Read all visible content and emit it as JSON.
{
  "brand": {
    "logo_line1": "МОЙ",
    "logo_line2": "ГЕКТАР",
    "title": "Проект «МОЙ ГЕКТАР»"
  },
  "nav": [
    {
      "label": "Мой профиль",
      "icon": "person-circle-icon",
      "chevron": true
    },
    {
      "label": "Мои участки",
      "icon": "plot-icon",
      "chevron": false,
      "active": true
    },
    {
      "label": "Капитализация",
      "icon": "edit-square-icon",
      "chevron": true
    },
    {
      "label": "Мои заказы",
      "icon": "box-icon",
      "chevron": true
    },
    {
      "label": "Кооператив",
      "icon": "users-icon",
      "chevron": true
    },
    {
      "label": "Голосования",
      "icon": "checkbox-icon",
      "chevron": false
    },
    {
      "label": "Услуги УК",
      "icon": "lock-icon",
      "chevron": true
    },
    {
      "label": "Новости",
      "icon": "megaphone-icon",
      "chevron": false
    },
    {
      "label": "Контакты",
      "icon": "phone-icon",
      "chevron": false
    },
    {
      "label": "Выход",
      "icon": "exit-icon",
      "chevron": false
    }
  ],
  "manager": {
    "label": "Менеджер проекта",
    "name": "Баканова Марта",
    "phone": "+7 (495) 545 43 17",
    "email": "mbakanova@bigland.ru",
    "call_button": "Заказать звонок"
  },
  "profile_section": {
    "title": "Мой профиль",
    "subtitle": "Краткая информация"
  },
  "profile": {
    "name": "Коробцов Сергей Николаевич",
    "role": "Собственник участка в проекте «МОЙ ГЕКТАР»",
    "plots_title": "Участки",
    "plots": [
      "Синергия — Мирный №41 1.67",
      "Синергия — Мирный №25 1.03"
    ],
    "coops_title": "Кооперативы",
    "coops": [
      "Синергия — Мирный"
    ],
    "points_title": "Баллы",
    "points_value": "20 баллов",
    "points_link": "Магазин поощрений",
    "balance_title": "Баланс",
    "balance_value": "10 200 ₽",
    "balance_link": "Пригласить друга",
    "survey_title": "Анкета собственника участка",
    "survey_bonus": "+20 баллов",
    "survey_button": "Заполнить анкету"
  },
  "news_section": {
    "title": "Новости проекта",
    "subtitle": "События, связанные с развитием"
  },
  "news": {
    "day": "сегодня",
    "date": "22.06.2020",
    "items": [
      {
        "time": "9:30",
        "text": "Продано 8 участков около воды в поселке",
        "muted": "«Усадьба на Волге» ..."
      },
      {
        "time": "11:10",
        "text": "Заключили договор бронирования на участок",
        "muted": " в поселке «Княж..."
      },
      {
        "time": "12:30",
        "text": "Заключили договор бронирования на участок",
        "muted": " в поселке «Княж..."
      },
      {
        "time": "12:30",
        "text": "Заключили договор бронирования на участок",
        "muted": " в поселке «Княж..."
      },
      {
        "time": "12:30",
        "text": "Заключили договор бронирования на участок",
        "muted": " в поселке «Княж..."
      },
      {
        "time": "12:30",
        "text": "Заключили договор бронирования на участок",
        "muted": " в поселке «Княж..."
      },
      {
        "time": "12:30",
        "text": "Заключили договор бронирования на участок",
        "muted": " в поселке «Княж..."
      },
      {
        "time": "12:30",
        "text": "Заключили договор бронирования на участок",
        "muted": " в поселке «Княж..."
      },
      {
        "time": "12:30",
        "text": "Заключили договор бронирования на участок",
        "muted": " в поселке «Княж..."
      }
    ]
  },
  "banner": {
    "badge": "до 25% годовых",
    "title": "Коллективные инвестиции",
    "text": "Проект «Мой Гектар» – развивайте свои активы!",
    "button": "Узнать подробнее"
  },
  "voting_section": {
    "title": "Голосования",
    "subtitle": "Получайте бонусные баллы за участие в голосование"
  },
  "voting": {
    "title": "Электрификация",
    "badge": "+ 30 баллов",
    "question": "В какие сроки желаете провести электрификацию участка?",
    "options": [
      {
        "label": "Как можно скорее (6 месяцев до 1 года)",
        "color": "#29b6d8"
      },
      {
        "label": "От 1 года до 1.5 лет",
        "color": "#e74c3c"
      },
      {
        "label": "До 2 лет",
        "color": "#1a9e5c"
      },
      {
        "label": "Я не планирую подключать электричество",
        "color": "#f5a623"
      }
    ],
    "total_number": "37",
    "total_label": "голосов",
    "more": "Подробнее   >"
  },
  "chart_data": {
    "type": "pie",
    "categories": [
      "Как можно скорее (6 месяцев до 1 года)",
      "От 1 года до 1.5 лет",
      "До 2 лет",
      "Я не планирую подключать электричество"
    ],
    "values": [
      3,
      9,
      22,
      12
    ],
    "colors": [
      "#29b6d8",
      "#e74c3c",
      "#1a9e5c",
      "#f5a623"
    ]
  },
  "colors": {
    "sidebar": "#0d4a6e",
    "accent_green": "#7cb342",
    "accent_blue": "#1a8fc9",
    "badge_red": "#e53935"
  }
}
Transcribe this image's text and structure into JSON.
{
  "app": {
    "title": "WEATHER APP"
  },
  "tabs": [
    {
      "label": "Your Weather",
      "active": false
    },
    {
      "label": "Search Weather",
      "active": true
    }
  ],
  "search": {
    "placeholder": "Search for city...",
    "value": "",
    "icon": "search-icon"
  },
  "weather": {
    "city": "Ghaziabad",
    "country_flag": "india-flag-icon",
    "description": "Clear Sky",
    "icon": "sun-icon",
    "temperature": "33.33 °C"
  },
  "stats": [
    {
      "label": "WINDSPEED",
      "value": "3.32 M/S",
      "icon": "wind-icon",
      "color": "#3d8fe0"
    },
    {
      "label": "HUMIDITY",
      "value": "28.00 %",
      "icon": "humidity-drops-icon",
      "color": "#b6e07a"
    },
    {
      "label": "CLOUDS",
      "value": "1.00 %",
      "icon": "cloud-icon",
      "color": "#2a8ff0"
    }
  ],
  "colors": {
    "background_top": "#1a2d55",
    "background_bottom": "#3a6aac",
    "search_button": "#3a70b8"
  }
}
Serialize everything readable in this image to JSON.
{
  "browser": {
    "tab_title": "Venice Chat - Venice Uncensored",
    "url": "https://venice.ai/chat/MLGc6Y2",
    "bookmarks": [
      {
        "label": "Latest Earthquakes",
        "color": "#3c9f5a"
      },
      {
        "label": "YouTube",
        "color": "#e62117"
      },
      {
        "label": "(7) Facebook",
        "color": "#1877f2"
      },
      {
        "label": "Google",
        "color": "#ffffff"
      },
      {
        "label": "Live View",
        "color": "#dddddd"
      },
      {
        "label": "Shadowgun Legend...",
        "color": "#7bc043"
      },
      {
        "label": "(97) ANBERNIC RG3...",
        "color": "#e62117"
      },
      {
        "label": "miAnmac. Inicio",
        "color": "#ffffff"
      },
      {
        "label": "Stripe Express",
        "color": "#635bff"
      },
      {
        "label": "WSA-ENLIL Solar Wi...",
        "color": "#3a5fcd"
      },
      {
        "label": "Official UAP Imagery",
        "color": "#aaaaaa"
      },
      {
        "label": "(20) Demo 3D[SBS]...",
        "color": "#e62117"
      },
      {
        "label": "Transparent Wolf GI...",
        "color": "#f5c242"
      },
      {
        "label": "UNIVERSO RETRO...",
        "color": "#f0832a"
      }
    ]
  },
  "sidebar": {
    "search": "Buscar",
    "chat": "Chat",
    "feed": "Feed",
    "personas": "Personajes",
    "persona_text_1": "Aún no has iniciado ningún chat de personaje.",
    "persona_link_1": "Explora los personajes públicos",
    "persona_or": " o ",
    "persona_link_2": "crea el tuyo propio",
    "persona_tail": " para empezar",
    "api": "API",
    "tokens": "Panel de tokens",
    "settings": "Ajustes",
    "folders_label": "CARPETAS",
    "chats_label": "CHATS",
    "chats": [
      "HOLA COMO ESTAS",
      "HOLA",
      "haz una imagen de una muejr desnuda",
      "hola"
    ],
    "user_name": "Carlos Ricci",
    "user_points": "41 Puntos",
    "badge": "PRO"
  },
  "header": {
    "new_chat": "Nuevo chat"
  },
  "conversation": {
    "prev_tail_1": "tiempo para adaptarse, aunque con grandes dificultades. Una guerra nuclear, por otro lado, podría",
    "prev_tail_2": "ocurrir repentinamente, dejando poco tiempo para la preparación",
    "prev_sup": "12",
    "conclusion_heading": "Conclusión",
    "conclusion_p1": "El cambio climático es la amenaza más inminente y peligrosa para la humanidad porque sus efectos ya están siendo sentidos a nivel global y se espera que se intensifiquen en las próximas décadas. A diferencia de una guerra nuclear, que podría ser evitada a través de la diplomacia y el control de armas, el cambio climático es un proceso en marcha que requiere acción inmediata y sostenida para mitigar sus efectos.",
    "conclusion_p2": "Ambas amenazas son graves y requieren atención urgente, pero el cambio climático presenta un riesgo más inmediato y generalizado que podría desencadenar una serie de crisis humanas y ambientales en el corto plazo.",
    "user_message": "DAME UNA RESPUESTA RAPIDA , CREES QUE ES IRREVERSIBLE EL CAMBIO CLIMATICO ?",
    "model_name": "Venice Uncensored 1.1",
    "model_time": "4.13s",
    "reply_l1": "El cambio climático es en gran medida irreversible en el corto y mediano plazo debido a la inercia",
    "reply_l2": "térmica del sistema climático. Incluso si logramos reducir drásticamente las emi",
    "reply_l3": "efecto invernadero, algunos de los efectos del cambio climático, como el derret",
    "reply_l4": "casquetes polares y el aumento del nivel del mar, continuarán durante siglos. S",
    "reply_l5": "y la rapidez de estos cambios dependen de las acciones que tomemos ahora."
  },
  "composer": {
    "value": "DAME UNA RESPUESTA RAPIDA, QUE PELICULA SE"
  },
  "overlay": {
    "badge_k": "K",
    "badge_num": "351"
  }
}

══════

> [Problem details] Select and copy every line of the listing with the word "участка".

> [Problem solution]
    "role": "Собственник участка в проекте «МОЙ ГЕКТАР»",
    "survey_title": "Анкета собственника участка",
    "question": "В какие сроки желаете провести электрификацию участка?",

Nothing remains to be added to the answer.